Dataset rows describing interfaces
━━━━━━━━━━━━━━━━━━━━

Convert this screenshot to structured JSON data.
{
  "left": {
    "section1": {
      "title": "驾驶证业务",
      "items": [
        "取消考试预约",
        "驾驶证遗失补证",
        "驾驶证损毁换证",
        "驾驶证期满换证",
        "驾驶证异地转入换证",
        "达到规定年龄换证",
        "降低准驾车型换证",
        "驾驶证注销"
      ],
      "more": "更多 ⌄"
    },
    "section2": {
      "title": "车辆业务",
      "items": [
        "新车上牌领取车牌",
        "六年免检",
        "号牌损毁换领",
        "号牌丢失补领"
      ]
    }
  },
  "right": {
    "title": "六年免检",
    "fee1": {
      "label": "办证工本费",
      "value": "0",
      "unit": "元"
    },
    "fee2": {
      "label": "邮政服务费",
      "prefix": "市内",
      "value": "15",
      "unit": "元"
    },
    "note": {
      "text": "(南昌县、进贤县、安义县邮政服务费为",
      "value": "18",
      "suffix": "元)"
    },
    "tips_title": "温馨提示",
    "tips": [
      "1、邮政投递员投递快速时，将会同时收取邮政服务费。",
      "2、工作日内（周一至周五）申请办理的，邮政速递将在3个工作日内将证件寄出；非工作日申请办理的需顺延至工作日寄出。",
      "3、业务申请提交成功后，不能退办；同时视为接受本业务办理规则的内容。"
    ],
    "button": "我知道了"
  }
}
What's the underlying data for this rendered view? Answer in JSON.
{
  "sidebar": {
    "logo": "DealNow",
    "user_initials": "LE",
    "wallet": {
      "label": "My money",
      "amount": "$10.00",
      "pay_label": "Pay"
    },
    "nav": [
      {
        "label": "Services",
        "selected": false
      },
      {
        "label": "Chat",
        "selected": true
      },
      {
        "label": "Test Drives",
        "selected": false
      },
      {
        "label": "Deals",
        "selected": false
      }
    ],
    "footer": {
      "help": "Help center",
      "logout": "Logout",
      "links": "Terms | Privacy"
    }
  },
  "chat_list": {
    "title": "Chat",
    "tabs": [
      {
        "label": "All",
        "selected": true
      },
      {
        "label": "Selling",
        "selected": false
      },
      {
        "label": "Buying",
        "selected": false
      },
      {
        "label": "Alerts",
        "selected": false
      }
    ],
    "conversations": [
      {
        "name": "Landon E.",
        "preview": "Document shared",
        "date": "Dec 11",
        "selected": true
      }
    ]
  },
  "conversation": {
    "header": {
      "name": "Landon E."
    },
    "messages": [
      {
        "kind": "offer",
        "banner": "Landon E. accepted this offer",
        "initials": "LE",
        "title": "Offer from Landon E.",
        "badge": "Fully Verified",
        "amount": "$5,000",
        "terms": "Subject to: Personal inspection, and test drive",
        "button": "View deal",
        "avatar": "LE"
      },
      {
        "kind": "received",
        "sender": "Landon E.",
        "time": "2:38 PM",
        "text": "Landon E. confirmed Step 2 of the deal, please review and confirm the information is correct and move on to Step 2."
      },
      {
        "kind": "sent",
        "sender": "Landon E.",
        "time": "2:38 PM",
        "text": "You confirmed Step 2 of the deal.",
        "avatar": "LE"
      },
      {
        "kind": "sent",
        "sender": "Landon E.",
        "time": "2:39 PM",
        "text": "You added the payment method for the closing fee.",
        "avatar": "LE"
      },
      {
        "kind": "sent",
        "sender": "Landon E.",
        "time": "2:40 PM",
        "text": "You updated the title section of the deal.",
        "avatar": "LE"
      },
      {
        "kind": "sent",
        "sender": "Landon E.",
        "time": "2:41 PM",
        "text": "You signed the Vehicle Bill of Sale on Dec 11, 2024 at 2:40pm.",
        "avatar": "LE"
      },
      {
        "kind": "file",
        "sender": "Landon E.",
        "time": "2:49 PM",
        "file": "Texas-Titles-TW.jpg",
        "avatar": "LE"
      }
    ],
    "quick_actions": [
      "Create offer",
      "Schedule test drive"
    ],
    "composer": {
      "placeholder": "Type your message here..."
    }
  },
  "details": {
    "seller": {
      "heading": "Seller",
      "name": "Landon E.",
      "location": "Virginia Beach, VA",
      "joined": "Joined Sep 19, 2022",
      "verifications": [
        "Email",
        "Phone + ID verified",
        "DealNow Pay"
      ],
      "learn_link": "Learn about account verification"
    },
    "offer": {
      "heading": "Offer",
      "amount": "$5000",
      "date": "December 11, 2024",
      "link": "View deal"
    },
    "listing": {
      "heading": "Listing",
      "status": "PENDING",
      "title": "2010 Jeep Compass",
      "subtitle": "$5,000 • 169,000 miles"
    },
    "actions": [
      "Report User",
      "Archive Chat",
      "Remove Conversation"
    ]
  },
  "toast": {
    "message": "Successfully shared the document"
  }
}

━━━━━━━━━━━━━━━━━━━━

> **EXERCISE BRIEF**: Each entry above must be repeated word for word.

> **RESULT FOR THIS EXERCISE**:
Convert this screenshot to structured JSON data.
{
  "left": {
    "section1": {
      "title": "驾驶证业务",
      "items": [
        "取消考试预约",
        "驾驶证遗失补证",
        "驾驶证损毁换证",
        "驾驶证期满换证",
        "驾驶证异地转入换证",
        "达到规定年龄换证",
        "降低准驾车型换证",
        "驾驶证注销"
      ],
      "more": "更多 ⌄"
    },
    "section2": {
      "title": "车辆业务",
      "items": [
        "新车上牌领取车牌",
        "六年免检",
        "号牌损毁换领",
        "号牌丢失补领"
      ]
    }
  },
  "right": {
    "title": "六年免检",
    "fee1": {
      "label": "办证工本费",
      "value": "0",
      "unit": "元"
    },
    "fee2": {
      "label": "邮政服务费",
      "prefix": "市内",
      "value": "15",
      "unit": "元"
    },
    "note": {
      "text": "(南昌县、进贤县、安义县邮政服务费为",
      "value": "18",
      "suffix": "元)"
    },
    "tips_title": "温馨提示",
    "tips": [
      "1、邮政投递员投递快速时，将会同时收取邮政服务费。",
      "2、工作日内（周一至周五）申请办理的，邮政速递将在3个工作日内将证件寄出；非工作日申请办理的需顺延至工作日寄出。",
      "3、业务申请提交成功后，不能退办；同时视为接受本业务办理规则的内容。"
    ],
    "button": "我知道了"
  }
}
What's the underlying data for this rendered view? Answer in JSON.
{
  "sidebar": {
    "logo": "DealNow",
    "user_initials": "LE",
    "wallet": {
      "label": "My money",
      "amount": "$10.00",
      "pay_label": "Pay"
    },
    "nav": [
      {
        "label": "Services",
        "selected": false
      },
      {
        "label": "Chat",
        "selected": true
      },
      {
        "label": "Test Drives",
        "selected": false
      },
      {
        "label": "Deals",
        "selected": false
      }
    ],
    "footer": {
      "help": "Help center",
      "logout": "Logout",
      "links": "Terms | Privacy"
    }
  },
  "chat_list": {
    "title": "Chat",
    "tabs": [
      {
        "label": "All",
        "selected": true
      },
      {
        "label": "Selling",
        "selected": false
      },
      {
        "label": "Buying",
        "selected": false
      },
      {
        "label": "Alerts",
        "selected": false
      }
    ],
    "conversations": [
      {
        "name": "Landon E.",
        "preview": "Document shared",
        "date": "Dec 11",
        "selected": true
      }
    ]
  },
  "conversation": {
    "header": {
      "name": "Landon E."
    },
    "messages": [
      {
        "kind": "offer",
        "banner": "Landon E. accepted this offer",
        "initials": "LE",
        "title": "Offer from Landon E.",
        "badge": "Fully Verified",
        "amount": "$5,000",
        "terms": "Subject to: Personal inspection, and test drive",
        "button": "View deal",
        "avatar": "LE"
      },
      {
        "kind": "received",
        "sender": "Landon E.",
        "time": "2:38 PM",
        "text": "Landon E. confirmed Step 2 of the deal, please review and confirm the information is correct and move on to Step 2."
      },
      {
        "kind": "sent",
        "sender": "Landon E.",
        "time": "2:38 PM",
        "text": "You confirmed Step 2 of the deal.",
        "avatar": "LE"
      },
      {
        "kind": "sent",
        "sender": "Landon E.",
        "time": "2:39 PM",
        "text": "You added the payment method for the closing fee.",
        "avatar": "LE"
      },
      {
        "kind": "sent",
        "sender": "Landon E.",
        "time": "2:40 PM",
        "text": "You updated the title section of the deal.",
        "avatar": "LE"
      },
      {
        "kind": "sent",
        "sender": "Landon E.",
        "time": "2:41 PM",
        "text": "You signed the Vehicle Bill of Sale on Dec 11, 2024 at 2:40pm.",
        "avatar": "LE"
      },
      {
        "kind": "file",
        "sender": "Landon E.",
        "time": "2:49 PM",
        "file": "Texas-Titles-TW.jpg",
        "avatar": "LE"
      }
    ],
    "quick_actions": [
      "Create offer",
      "Schedule test drive"
    ],
    "composer": {
      "placeholder": "Type your message here..."
    }
  },
  "details": {
    "seller": {
      "heading": "Seller",
      "name": "Landon E.",
      "location": "Virginia Beach, VA",
      "joined": "Joined Sep 19, 2022",
      "verifications": [
        "Email",
        "Phone + ID verified",
        "DealNow Pay"
      ],
      "learn_link": "Learn about account verification"
    },
    "offer": {
      "heading": "Offer",
      "amount": "$5000",
      "date": "December 11, 2024",
      "link": "View deal"
    },
    "listing": {
      "heading": "Listing",
      "status": "PENDING",
      "title": "2010 Jeep Compass",
      "subtitle": "$5,000 • 169,000 miles"
    },
    "actions": [
      "Report User",
      "Archive Chat",
      "Remove Conversation"
    ]
  },
  "toast": {
    "message": "Successfully shared the document"
  }
}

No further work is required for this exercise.